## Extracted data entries

--

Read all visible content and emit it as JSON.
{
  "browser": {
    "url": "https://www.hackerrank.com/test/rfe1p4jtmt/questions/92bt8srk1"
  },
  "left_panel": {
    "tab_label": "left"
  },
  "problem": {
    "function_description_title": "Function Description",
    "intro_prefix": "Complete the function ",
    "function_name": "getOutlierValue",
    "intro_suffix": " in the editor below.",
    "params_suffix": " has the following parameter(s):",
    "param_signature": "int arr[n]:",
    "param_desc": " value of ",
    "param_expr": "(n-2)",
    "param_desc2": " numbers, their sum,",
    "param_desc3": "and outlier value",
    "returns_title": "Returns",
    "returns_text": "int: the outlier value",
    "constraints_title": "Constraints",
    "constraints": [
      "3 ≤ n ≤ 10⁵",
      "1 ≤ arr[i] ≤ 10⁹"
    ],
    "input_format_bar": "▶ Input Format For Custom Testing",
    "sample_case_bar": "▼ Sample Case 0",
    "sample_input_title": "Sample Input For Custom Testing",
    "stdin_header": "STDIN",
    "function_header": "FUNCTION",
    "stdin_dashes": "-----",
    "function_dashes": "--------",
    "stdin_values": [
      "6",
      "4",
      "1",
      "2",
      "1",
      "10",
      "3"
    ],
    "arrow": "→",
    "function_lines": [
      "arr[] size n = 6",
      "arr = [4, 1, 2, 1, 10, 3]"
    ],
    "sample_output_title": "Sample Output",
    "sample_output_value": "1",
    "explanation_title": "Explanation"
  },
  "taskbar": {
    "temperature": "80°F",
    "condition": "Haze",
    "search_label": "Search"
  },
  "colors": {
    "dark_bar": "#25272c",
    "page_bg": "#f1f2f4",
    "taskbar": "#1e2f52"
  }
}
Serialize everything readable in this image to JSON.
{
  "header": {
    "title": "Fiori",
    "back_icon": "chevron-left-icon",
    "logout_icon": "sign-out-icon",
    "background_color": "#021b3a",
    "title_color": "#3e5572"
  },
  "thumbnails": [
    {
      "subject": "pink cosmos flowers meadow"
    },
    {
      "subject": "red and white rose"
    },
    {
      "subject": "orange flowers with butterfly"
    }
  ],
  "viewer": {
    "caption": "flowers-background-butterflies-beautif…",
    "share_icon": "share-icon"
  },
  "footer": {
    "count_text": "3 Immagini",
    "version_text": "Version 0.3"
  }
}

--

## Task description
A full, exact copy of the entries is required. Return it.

## Written reply
Read all visible content and emit it as JSON.
{
  "browser": {
    "url": "https://www.hackerrank.com/test/rfe1p4jtmt/questions/92bt8srk1"
  },
  "left_panel": {
    "tab_label": "left"
  },
  "problem": {
    "function_description_title": "Function Description",
    "intro_prefix": "Complete the function ",
    "function_name": "getOutlierValue",
    "intro_suffix": " in the editor below.",
    "params_suffix": " has the following parameter(s):",
    "param_signature": "int arr[n]:",
    "param_desc": " value of ",
    "param_expr": "(n-2)",
    "param_desc2": " numbers, their sum,",
    "param_desc3": "and outlier value",
    "returns_title": "Returns",
    "returns_text": "int: the outlier value",
    "constraints_title": "Constraints",
    "constraints": [
      "3 ≤ n ≤ 10⁵",
      "1 ≤ arr[i] ≤ 10⁹"
    ],
    "input_format_bar": "▶ Input Format For Custom Testing",
    "sample_case_bar": "▼ Sample Case 0",
    "sample_input_title": "Sample Input For Custom Testing",
    "stdin_header": "STDIN",
    "function_header": "FUNCTION",
    "stdin_dashes": "-----",
    "function_dashes": "--------",
    "stdin_values": [
      "6",
      "4",
      "1",
      "2",
      "1",
      "10",
      "3"
    ],
    "arrow": "→",
    "function_lines": [
      "arr[] size n = 6",
      "arr = [4, 1, 2, 1, 10, 3]"
    ],
    "sample_output_title": "Sample Output",
    "sample_output_value": "1",
    "explanation_title": "Explanation"
  },
  "taskbar": {
    "temperature": "80°F",
    "condition": "Haze",
    "search_label": "Search"
  },
  "colors": {
    "dark_bar": "#25272c",
    "page_bg": "#f1f2f4",
    "taskbar": "#1e2f52"
  }
}
Serialize everything readable in this image to JSON.
{
  "header": {
    "title": "Fiori",
    "back_icon": "chevron-left-icon",
    "logout_icon": "sign-out-icon",
    "background_color": "#021b3a",
    "title_color": "#3e5572"
  },
  "thumbnails": [
    {
      "subject": "pink cosmos flowers meadow"
    },
    {
      "subject": "red and white rose"
    },
    {
      "subject": "orange flowers with butterfly"
    }
  ],
  "viewer": {
    "caption": "flowers-background-butterflies-beautif…",
    "share_icon": "share-icon"
  },
  "footer": {
    "count_text": "3 Immagini",
    "version_text": "Version 0.3"
  }
}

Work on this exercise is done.